Tristan “Trip” Hagan is an out gay male in his tiny husky shifter community. He would have ordinarily been shunned, but he’s the eldest male offspring to the Alpha of his clan. He has a bright, sensitive son, Robbie, who is the next heir to the clan Alpha as Trip is not eligible and Trip’s younger brother is unable to produce any pups. Trip had bowed to his father’s insistence to marry, despite knowing he was gay, but divorced his wife when he learned that she had a true mate within their clan. Trip may be willing to sacrifice his own happiness for clan loyalty, but he won’t ask anyone else to do so. Trip also has a true mate, Boone, his half-wolf/half-husky Enforcer guard. Unfortunately, a mating between a pureblood (Trip) and a half-breed (Boone) is forbidden under clan law. So the men are close confidantes, but never take the next step—sealing their love by making a mating bond.
The story is short but well-rounded with interesting secondary characters. Boone and his brother Hunter are both in love with men they cannot have. Being half-breeds, they are a target for scorn and abuse, despite their valiant hearts. There are also some juicy bits of humor to balance out the heartache. The spiders that were too big for the burly huskie shifters to tackle? I died.
Within the story is a threat from outside the clan. Trip’s father is negotiating an alliance with the nearby wolf pack whose Alpha, Kristoff Trevyn, is indisputably attracted to Trip. Yep. Which is all kinds of awkward, especially as Trip’s dad is a raging homophobe. I really admired Kristoff; he is kind and compassionate and drives Boone bonkers.
Robbie recognizes that Trip and Boone are meant for each other, and does try to orchestrate events to cultivate that. All of Trip’s close comrades do, in fact. When the personal scrutiny of Trip and Boone gets too intense, there are only two choices: inter-clan battle, or separation. The resolution is almost excellent. The only problem becomes the main crux of the heartache that kicks off the sequel.

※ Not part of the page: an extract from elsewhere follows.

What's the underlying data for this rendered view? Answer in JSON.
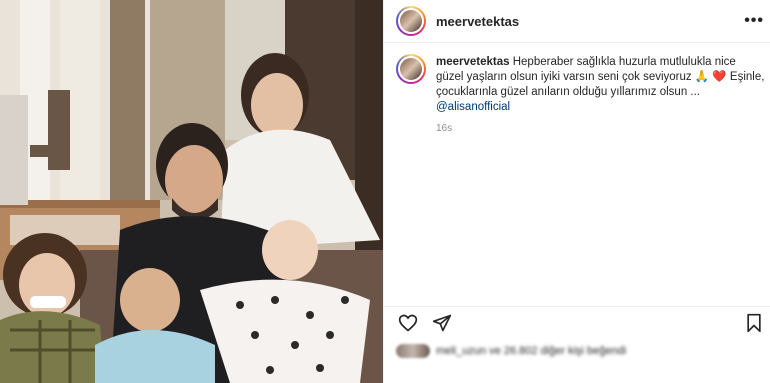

Note: This story was written as a part of the M/M Romance Group’s “Love Has No Boundaries” event and is available for free through that group or All Romance eBooks.
This is the second book in the Little Bite of Love series, and it is highly recommended to read both in order as they are sequential and share characters and plot elements. Be aware this review may have spoilers for the first story.
Hunter Devin is a fierce Enforcer, a half-wolf/half-husky shifter whose once esteemed position as protector to the husky Alpha has been diminished over the past several generations. Now, he is considered little more than a glorified mutt by the pureblood leaders of his former husky clan. Living in the newly-formed Daegan clan that consists of a few powerful families, Hunter is heartsick over having left his lover, Ari Jannsen, behind.
Ari’s determined to escape his near-captivity. His mother, Skyrah, is determined to ally her family with the Alphas of Hagan clan and is glad to be rid of the half-breed cur who corrupted her precious Ari. Hunter knows if he even approaches Ari’s home he will be attacked, and his diminutive Ari may also be caught in the fray.
Here’s what I loved the most: this book has a tense plot. We have big secrets and double-crosses. We have crazed parents, and others finding their way past homophobia. We have caring and compassionate men and women. We have life-or-death battles that kept me flipping the pages. And, we have (a little) magic. The main heat of this book is told in flashback, with Hunter and Ari lamenting the loss of their clandestine love as distance and circumstance separates them. Because we begin with their separation, reading their lovestory is especially poignant.
Of course, there are skirmishes that nearly wipe out the Daegan clan and their pups. The action here is fast and furious. This is a world on the brink of war, with many players seeking to grasp the leadership of the Hagan clan—not least of which is Trip Hagan’s homophobic father. Trip, Boone, Kristoff, and Robbie are right in the thick of this book, which means that reading the series in order is really important.
I adored the blossoming romance between Ari and Hunter. They are so sweet with each other. As is usual for Cochet’s books, the emphasis is on characterization and relationships. All the players in the book are well-drawn and have unique contributions to the story. I was glad that we saw some resolution of the homophobia from the first book, and restoration of broken relationships. The end is sufficient to complete this story, while leaving the door open to another book (my money is on Kristoff finding love!) in this series.
A review copy of this book was provided by Dreamspinner Press.